Previously, conventional media owners have expected online readers to come to them. This, its fans argue, is a fundamental philosophical shift, in that it serves notice of GN&M's willingness to reach out to potential readers, wherever they are.
1. Although it's still in what is known euphemistically as "beta-trial" phase (an acknowledgement that the software will need several further tweaks before it is running smoothly), Open Platform has already signed up several users. They include the Cass Sculpture Foundation, which is accessing GN&M's archives for articles about artists featured on its site; and the design studio Stamen, which is "geo-tagging" GN&M content so that users can more easily find news stories related to its locale.
2. Terms and conditions - particularly with regard to advertising - have not yet been set in stone. But the launch document does state that partner websites will not: "(i) Contain material that is illegal or discriminatory; (ii) promote violence or an illegal activity; and (iii) be capable, in our sole discretion, of interpretation as racist, sexist or homophobic, or promoting such views."
3. It is by no means the first such initiative. The BBC launched a similar scheme, called Backstage, in May 2005. This was introduced as a direct response to the findings of a government review, undertaken by the former Trinity Mirror chief executive, Philip Graf, into the BBC's online services, and whether they were living up to the corporation's public-service remit.
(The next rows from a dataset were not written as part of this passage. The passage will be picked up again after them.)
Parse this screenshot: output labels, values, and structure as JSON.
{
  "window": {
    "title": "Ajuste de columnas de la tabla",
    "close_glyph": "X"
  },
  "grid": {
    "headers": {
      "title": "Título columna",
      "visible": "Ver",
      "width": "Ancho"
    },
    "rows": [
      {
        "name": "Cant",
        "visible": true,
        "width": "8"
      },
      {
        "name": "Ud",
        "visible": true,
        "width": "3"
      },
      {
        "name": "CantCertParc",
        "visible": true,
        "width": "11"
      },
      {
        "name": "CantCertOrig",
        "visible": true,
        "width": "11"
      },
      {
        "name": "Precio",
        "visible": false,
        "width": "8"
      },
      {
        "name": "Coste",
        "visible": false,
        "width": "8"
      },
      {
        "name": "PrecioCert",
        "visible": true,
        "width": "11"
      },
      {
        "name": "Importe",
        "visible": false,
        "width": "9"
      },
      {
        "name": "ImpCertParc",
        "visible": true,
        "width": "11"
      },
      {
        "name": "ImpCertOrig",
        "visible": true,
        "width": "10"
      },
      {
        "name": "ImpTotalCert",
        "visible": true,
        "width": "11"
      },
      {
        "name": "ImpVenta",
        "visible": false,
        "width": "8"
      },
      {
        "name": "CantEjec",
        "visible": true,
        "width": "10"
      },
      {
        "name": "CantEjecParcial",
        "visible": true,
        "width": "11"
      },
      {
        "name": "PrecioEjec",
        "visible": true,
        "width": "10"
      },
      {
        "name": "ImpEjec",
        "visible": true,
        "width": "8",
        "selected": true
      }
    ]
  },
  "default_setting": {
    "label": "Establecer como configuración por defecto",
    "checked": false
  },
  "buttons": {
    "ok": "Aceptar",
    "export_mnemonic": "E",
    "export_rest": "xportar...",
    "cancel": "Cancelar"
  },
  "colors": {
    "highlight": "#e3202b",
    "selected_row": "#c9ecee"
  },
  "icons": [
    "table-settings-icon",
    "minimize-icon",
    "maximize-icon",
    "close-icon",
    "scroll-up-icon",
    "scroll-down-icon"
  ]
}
4. The New York Times launched an API scheme in October 2008. It's more complex (you have to sign up for each separate content area you're interested in: for instance, finance or movie reviews) and restrictive because only cut-down versions of the original material have been on offer. But the company is promising to review the scheme on a regular basis and fuller content may be offered soon.
WHAT IT MEANS FOR ...
- There are those who will argue this is yet further proof that the online news world will soon be owned by aggregator sites rather than high-profile but high-maintenance brands such as The Guardian.
- Arguably, Open Platform takes Guardian News & Media even further from its ultimate dream of getting users to pay some form of online subscription to consume content. The initiative may extend its reach - but at a possible cost of diluting its authoritative brand values.
- The worry is surely that, in making GN&M content even more blog-friendly, the net effect will be further to erode its distinctiveness - and that this, in the long run, may prove to be a slightly less than virtuous circle.
- One commentator, responding on The Guardian site to the Open Platform launch announcement, pointed out that much of The Guardian's online content is already "blog quality".
- On the other hand, you could also argue that, with this sort of scheme, media owners are merely exploring ways to monetise what's happening already. In recent months, US publishers in particular have become increasingly alarmed at the amount of material that's routinely lifted from their sites by bloggers.
- According to Jean-Paul Edwards, the executive director, futures, at Manning Gottlieb OMD, anything that extends an ad's audience will be welcomed by the industry. "This shows that GN&M understands the network economics of digital media. I think we'll continue to see a reappraisal of the relationship between content, the audience and advertisers," he says.